Story last updated at 12/10/2008 - 11:30 am
ANCHORAGE - The Alaska Native Arts Foundation (ANAF) Executive Director Carrie Brown announced last week the distribution of $17,227.61 in seven awards through the Foundation's Cultural Arts Project Support (CAPS) Initiative. This competitive grant program is dedicated to enriching Alaska Native artists and arts organizations.
The CAPS program is designed to support activities such as artist-in-residence programs; rural art programs that reach young artists in the schools; workshops; artist fees for demonstration projects at museums and cultural centers, exhibitions; and documentation of artists' work.
The review panel evaluates project applications according (but not limited to) the following considerations: the degree to which projects meet the mission and goals of the Foundation; demonstrating preservation, innovation and/or advancement of cultural or artistic traditions; and impacting the enhancement of the arts in rural communities. The CAPS awards are funded in partnership with the Ford Foundation as well as through the sale of artwork ANAF purchases directly from artists and sells through Alaskanativearts.org, the Anchorage gallery, and special events and outlets throughout the United States.

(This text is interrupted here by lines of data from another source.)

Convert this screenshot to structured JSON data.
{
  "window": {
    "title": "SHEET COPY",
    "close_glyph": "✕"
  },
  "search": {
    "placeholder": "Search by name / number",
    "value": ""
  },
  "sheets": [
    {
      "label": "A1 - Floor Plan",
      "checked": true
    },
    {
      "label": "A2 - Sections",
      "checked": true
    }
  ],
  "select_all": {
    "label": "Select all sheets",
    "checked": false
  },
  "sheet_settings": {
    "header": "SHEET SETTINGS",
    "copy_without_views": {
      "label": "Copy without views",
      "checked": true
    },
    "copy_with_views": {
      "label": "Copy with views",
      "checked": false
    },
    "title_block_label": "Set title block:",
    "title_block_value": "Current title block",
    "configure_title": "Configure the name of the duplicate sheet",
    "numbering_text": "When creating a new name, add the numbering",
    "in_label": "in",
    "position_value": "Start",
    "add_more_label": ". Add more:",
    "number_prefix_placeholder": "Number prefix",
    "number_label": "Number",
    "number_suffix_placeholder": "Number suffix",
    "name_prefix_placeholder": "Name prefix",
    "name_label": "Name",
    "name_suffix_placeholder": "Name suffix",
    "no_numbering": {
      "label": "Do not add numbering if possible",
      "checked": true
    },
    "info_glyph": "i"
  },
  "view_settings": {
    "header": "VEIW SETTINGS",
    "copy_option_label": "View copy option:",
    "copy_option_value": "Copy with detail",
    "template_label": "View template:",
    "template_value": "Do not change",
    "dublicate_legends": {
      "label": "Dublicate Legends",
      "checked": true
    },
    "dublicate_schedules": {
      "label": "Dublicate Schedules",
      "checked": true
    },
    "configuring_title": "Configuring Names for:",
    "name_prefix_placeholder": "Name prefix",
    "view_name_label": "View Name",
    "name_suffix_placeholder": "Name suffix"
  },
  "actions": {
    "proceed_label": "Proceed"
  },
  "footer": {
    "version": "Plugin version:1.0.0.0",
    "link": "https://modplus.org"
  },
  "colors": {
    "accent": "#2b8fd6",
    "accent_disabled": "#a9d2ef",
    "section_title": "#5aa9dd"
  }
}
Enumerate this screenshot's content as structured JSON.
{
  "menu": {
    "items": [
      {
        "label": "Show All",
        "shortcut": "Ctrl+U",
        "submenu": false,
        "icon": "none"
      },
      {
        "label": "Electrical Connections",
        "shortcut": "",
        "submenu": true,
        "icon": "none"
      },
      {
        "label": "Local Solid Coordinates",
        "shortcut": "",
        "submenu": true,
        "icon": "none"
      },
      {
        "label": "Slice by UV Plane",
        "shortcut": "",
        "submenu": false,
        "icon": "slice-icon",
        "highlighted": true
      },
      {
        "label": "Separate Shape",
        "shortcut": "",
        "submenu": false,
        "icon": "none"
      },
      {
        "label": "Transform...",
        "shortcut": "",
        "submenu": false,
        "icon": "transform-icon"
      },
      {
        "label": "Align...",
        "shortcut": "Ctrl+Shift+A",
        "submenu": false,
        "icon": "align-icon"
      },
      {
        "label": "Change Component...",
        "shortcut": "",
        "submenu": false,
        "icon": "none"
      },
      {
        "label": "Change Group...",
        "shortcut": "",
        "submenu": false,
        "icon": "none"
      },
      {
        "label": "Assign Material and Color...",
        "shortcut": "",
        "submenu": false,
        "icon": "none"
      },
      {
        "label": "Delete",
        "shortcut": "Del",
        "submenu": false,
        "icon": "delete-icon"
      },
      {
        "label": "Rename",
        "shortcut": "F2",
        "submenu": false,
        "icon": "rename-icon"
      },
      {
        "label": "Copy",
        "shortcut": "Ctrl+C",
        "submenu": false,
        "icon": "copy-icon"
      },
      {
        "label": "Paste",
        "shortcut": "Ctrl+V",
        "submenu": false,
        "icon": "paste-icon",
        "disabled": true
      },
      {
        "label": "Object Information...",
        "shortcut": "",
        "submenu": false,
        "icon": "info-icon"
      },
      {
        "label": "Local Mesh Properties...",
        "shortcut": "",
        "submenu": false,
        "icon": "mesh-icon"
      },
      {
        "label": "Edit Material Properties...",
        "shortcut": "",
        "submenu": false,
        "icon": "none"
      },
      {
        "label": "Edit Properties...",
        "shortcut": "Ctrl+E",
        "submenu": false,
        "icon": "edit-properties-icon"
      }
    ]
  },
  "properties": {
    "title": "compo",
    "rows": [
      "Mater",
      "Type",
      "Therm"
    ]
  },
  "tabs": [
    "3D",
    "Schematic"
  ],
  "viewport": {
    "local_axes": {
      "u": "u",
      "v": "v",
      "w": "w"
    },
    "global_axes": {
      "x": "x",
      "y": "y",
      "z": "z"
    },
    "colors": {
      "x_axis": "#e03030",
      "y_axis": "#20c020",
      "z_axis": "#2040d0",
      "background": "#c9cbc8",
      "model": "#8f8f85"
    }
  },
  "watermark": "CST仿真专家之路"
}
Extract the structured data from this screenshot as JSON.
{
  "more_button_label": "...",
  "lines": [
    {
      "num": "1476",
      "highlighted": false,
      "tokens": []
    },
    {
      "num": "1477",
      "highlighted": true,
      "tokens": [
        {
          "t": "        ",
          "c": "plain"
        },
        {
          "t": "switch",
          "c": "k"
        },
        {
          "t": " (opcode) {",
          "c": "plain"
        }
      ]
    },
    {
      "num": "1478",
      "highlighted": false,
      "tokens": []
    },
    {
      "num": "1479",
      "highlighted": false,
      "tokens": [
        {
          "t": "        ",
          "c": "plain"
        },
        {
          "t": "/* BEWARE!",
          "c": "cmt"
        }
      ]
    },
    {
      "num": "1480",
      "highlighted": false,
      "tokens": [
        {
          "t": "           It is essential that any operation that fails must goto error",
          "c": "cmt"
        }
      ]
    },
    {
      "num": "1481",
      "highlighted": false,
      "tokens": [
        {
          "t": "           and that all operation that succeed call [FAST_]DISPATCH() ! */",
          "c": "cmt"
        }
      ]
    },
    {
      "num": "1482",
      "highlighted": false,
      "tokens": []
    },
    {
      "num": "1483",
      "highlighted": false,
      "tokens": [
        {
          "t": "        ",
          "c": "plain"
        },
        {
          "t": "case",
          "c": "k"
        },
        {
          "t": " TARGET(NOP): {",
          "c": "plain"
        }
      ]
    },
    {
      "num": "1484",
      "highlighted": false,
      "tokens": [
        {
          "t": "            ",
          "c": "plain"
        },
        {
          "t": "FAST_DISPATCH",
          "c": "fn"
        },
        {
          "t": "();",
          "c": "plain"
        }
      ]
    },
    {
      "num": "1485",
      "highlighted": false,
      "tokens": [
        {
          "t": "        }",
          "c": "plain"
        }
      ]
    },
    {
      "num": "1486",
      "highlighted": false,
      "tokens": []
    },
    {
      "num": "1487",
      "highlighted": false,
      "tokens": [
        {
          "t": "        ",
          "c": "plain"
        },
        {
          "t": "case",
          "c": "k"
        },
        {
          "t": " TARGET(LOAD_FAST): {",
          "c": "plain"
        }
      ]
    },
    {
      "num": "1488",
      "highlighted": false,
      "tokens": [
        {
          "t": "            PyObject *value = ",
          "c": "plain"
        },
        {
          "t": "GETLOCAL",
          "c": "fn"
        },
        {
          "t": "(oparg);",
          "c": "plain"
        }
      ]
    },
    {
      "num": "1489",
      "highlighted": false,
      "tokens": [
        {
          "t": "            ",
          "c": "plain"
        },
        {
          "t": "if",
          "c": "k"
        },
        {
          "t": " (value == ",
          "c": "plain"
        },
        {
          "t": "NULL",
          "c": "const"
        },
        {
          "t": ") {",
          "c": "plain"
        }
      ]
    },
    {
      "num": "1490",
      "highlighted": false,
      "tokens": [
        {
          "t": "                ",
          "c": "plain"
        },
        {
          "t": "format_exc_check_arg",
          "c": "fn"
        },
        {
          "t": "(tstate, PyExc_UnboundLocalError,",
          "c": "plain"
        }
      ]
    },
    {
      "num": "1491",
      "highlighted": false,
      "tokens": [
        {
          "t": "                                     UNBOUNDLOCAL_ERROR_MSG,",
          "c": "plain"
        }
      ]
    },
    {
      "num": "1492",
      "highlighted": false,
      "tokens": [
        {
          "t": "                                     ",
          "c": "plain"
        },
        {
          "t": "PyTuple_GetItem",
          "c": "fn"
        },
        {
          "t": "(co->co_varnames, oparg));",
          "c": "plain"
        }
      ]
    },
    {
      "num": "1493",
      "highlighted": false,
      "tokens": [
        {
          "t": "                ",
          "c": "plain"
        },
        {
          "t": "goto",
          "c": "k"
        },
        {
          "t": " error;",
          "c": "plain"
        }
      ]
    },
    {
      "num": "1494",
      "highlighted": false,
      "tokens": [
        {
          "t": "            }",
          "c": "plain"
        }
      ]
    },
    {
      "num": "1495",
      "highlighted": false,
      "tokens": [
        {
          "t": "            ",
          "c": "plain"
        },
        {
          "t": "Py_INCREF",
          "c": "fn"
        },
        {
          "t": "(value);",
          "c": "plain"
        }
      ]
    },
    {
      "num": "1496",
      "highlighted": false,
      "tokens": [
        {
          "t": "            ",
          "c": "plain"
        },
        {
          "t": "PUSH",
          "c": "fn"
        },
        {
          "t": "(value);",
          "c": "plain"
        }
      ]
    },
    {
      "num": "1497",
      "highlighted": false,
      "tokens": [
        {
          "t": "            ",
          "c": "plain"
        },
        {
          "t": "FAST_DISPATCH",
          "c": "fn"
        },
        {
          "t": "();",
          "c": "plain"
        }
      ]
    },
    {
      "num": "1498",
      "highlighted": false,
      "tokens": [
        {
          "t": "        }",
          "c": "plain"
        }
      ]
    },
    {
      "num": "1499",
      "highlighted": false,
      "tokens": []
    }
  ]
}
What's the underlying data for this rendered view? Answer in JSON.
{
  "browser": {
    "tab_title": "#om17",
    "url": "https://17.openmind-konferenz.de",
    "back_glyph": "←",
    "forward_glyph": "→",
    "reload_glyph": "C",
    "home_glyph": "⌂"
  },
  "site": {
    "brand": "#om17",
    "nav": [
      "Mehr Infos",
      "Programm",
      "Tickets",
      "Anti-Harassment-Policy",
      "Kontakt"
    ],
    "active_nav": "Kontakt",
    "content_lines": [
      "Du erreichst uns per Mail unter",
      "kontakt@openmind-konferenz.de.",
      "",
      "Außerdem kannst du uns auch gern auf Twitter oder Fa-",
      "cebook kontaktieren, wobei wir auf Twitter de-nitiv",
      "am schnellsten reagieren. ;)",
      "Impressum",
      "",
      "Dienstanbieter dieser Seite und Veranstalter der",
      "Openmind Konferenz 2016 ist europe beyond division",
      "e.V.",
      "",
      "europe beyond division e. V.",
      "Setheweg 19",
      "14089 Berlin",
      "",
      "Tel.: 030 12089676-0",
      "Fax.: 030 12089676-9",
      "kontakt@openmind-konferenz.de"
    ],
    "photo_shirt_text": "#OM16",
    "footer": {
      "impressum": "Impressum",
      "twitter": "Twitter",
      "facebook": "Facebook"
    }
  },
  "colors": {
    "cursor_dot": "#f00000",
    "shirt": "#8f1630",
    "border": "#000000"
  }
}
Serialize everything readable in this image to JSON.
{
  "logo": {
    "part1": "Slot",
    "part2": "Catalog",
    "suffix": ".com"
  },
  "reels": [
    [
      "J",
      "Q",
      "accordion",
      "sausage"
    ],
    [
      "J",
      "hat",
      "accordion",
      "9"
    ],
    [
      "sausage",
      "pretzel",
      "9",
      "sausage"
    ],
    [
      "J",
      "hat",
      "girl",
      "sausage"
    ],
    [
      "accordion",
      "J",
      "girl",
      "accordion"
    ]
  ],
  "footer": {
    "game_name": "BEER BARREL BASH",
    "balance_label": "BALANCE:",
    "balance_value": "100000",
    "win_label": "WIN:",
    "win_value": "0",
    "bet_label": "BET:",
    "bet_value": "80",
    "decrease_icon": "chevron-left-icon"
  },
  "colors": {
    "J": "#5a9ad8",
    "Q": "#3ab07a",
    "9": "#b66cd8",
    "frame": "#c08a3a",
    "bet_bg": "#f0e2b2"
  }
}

The Fall 2008 Grantees are:
Artstream Cultural Resources ($5,000)
Alfred Gosuk ($2,500)
Bryon Amos ($2,500)
Native Village of Eyak ($2,500)
Duke University Press ($2,250)
Zoe Schneider ($2,477.61)
Artstream Cultural Resources CAPS award will help pay for materials and supplies to make traditional regalia for 20 members of the North Tide dance group formed in 2007 in Haines. The main purpose is to facilitate sober lifestyle and well-being activities targeted to at-risk children through Native culture and art.
Yup'ik artist from Togiak, Alfred Gosuk, will use his CAPS award to help buy ivory, whalebone, and baleen materials from Alaskans, and purchase tools and other resources.
Multi-talented Eskimo artist Bryon Amos will purchase quality soapstone from Vancouver, British Columbia with his CAPS award. He said he hopes to "Increase his abilities in business growth and investments using ancient artistic skills in this generation".
Native Village of Eyak CAPS award will fund the Ilanka Cultural Center to teach a mukluk workshop with Willy Topkok, an Inupiat skin sewer. Willy Topkok is from Teller and Wales. In the workshop he will teach the function and designs of mukluks and show the class how to utilize natural materials from animals and plants to make the traditional boots.
Duke University Press will use the CAPS award for color plates for a large volume book entitled "Alaska Native Reader: History, Politics and Art," edited by Maria Williams, who is Tlingit. The color plates will primarily highlight the contemporary artwork of Alaska Native artists.
Zoe Schneider's project includes three pieces of work to promote contemporary and traditional Alaska Native bead art. The three pieces will be used to construct a beaded gown with polished quills, moose hide and beads; and polished and buffed dentalia shells, beads and hide. Award funds will be used to purchase materials and supplies for her project.
Dec. 31 is the next postmark deadline for the next round of grant awards. Applications are available at Alaskanativearts.org.
The Alaska Native Arts Foundation is a nonprofit organization founded in 2002 to promote and celebrate the uniqueness of Alaska Native art and heritage.
The Foundation's goals are to increase general awareness of Alaska Native cultures and provide opportunities to educate the public about the diverse cultural expressions of Alaska's indigenous peoples; stimulate demand for and help establish fair market pricing for works of art created by Alaska Native people in order to improve the economic well-being of Alaska Native artists and Alaska's villages; and, invigorate the education and training of the next generation of Alaska's Native artists.
For more information about the Alaska Native Arts Foundation visit www.alaskanativearts.org or call 800-979-2623.